Of course, Kuo doesn’t take the increasing talent for granted. “It’s my policy to groom Mandarin musical talent. While it’s not the path of least resistance, I intentionally offer a lot of opportunities to actors outside the Chinese theatre scene, or even non-actors like singers and dancers, then put in time and resources to train them. Some actors I know used to write hanyu pinyin even on their audition texts. The first time you try the language, there is a lot of insecurity, but the next time is less intimidating and you pick things up faster.
“Musical director Julian Wong is a wonderful example. When he first worked with us in 2008 on The Soldier & His Virtuous Wife, he couldn’t read or say many Chinese words. Now he can type Mandarin lyrics into his scores. We’ve used actors like Lim Kay Siu and even Erwin Shah Ismail, we pushed them hard, and I’d say the general language capability has gone up.”
Goh, who also often employs people outside the Mandarin muscial genre, adds, “Because this crossover of talents and disciplines is so frequent now, habits and practices are exchanged consistently, so differences between English and Mandarin musicals are getting fewer.”
A case in point is this month’s Nanyang, the Musical, written and directed by Alec Tok, and inspired by the struggles of early Singapore artists like Georgette Chen and Liu Kang. The treatment differs significantly from the general repertoire of family-friendly Singapore Mandarin musicals as some parts involve the characters’ exploration of sexuality in art.
The production, part of the 2015 Singapore International Festival of Arts, also boasts a lead cast member who has till now, spoken mainly English onstage. “We have several LASALLE College of the Arts alumni in our show, the most illustrious being Life! Theatre Awards winner Seong Hui Xuan. She annotated every word of her audition script in hanyu pinyin, but now her work on our production has been exemplary. I’m so glad she has taken the plunge into Mandarin theatre. I can tell you, this will not be the last time.”
Of course, it’s not only talents that have to be developed, but audiences too. “We do collaborate with selected pop or TV personalities to expand audience numbers,” says Goh, referring to the star-studded line-up of the upcoming December Rains edition, boasting MediaCorp star Andie Chen and pop princess Chriz Tong in lead roles. “Developing new audiences is the priority. These celebrities have stronger mass appeal and attract more media attention.”
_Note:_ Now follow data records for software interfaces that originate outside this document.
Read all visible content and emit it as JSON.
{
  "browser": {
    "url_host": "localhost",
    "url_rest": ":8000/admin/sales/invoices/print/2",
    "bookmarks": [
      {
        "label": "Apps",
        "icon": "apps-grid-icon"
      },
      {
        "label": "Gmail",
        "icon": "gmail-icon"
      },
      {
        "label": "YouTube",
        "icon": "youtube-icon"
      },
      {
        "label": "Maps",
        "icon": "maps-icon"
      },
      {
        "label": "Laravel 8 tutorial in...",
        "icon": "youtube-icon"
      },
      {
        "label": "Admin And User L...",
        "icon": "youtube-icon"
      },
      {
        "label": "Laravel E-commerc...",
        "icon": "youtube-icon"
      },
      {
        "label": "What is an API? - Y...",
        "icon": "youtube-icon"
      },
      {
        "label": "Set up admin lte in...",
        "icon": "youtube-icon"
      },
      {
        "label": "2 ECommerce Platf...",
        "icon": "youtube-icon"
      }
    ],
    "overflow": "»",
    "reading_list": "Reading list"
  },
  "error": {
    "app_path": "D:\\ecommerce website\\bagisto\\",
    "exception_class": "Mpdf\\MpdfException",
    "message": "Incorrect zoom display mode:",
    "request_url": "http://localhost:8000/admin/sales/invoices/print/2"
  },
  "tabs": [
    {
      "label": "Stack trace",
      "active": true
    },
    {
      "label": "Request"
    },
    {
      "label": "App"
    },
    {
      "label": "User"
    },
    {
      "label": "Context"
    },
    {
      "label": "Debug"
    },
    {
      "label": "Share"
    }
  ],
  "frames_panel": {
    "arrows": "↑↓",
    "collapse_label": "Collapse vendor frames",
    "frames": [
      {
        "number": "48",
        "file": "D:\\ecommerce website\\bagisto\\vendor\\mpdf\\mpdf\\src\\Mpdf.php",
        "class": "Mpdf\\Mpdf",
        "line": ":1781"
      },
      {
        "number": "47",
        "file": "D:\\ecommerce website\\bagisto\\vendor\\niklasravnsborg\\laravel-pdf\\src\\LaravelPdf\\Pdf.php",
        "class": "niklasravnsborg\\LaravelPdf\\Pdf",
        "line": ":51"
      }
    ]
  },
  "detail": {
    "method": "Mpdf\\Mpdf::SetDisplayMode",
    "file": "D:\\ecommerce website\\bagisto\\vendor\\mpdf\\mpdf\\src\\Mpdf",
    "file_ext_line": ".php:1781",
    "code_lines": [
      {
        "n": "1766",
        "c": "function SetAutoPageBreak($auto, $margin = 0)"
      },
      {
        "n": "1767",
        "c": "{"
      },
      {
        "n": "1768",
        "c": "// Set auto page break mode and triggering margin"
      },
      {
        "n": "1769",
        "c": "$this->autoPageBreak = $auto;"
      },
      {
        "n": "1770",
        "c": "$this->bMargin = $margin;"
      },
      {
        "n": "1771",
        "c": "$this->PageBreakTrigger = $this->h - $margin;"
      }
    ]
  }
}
Meanwhile, Kuo has been developing Mandarin musicals for children over the past few years, notably The Wee Question Mark and the Adventurer as part of the recent M1 Chinese Theatre Festival. “You have to find ways to reach out to kids. Who knows if this will grow Mandarin theatre audiences in the future?”
If it does, future audiences will find increasingly diverse Mandarin musical offerings. “A comedy musical, dark horror musical, very sexy adult musical,” lists Goh. “These ideas for original musicals are always playing in my crazy mind.” He shares that work on Innamorati 2, the follow-up to Innamorati, a musical played by and based on the real struggles of local Mandopop musicians, has started. He adds, “We plan to allow more time to create, the process might take more than a year.”
Nanyang, the Musical plays at the Drama Centre Theatre 6-8 August. December Rains is on 28 August-6 September at Esplanade Theatre. Liao Zhai Rocks will be restaged early next year.